What is the preparation involved in building a retaining wall.

9 Aug 2021

Retaining walls are a form of revetment used to stabilise the soil around civil engineering projects. They support residential buildings, commercial buildings, bridges and other structures. Retaining walls are becoming increasing popular in commercial and home landscaping projects as a way to make sloping properties more usable, control water runoff and soil loss, and potentially add aesthetic appeal to a property.

While appearing simple in design and construction, retaining walls are load bearing structures and often support a great deal of weight depending on their size and surrounding structures. There are various pressure loads depending on soil composition and moisture content, and many other engineering considerations which come into play based on the specific construction circumstances. Large retaining walls and retaining walls that are placed in important locations require solid engineering that may be unappreciated by people outside of the industry.

As is true of many load bearing constructions, the strength of the retaining wall is largely influenced by how well it is grounded. Just as a house built on shifting sand will not last, a retaining wall without a firm foundation presents a very real risk of causing property damage and possibly even injury.

This makes proper site preparation an incredibly important process of constructing a retaining wall. Shortcuts in site preparation can doom the retaining wall to eventual failure no matter how well the retaining wall was designed and how well it performed on paper.

Defining a retaining wall
As defined by Australian Standard, AS4678 – Earth Retaining Structures, a retaining wall is a vertical or near vertical structure having an angle of 70 degrees or more used to maintain the soil at two separate levels generally along a lateral front. They must be a minimum of 0.8 meters high but no higher than 15.0 meters high.

Preparing to build a retaining wall
Building a retaining wall is a big job, so while it may be tempting to skip or rush steps in the preparation to build a retaining wall, it is strongly recommended that each step be given full attention and completed to the highest possible standard. Short cuts and/or shoddy workmanship will only cause frustration in the actual construction of the wall and possibly present very real safety issues in the future.

Site evaluation
The first step in preparing to build a retaining wall is predicting the effects of it, and just as importantly, it’s construction, on surrounding structures. If work in an area imposes risk on nearby structures then extra care must be taken or another solution must be found.

The second step in preparing to build a retaining wall is to evaluate the site for suitability and to determine the composition of the soil to be stabilised. The nature of the soil in the surrounding area will greatly influence future steps in the construction process. Many soil types require stronger retaining walls than others and this is determined based on moisture content, coarseness, and other factors.

Retaining wall site preparation

The first step after determining the suitability of your wall site is to remove all topsoil and vegetation from where the wall will be located. It is important to remember that you will need a minimum of 30cm clearance behind the retaining wall to allow for adequate backfill and the installation of an effective drainage system. The site should be levelled and the underlying soil compacted as much as possible. In some cases, it may be necessary to add some aggregate to the underlying soil to assure proper compaction.
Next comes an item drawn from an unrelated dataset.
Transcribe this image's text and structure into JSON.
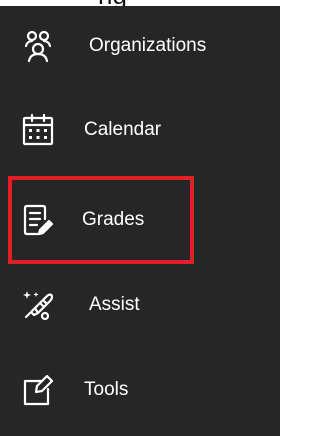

Next, star pickets or pegs should be driven in the ground at each end of the proposed wall site in line with the centre line of the wall. Run a taut string from each peg both top and bottom. These will be your guides when marking post holes, measuring the angles of your posts and constructing the wall, and will help to ensure that the retaining wall is well-aligned.

Mark where each post hole will need to be bored. Be sure that they are at a proper interval for the length of concrete sleepers that you are going to use and that they are centred accurately. Spray paint can come in very handy for this purpose.

Dig holes according to the engineer’s specifications or the design guide with an auger or post hole diggers. Next, the posts have to be set in concrete so that they are well supported and able to effectively bear and transmit load. The concrete can be delivered or hand mixed; the method of getting the concrete is usually chosen based on the size of the retaining wall. Measure each pole to assure spacing and positioning are correct and allow the piers to dry. This can take 3 days or longer. It may be necessary to brace or clamp the poles in position to avoid them shifting before the concrete begins to set. As an alternative, a concrete sleeper can be placed in position between each post to assure proper alignment and hold the post in the proper position.

If you are going to install fencing at the top of the wall, this would be when you would place the fence brackets on top of the poles, such as QPro fence brackets.
Now is the time to install the Agi pipe for your drainage system and protect it with geo fabric and appropriate aggregate. It is crucial that the draining system is completed to specification to ensure that it performs well as insufficient drainage will greatly reduce the lifetime of the retaining wall.

The preparation for the retaining wall is now completed. From here, it is simply a matter of installing the concrete sleepers in place and ensuring that there is appropriate backfilling for a strong retaining wall. If you are looking to use QPro concrete sleepers in your next project, check out the specification for more detail on how to use the product.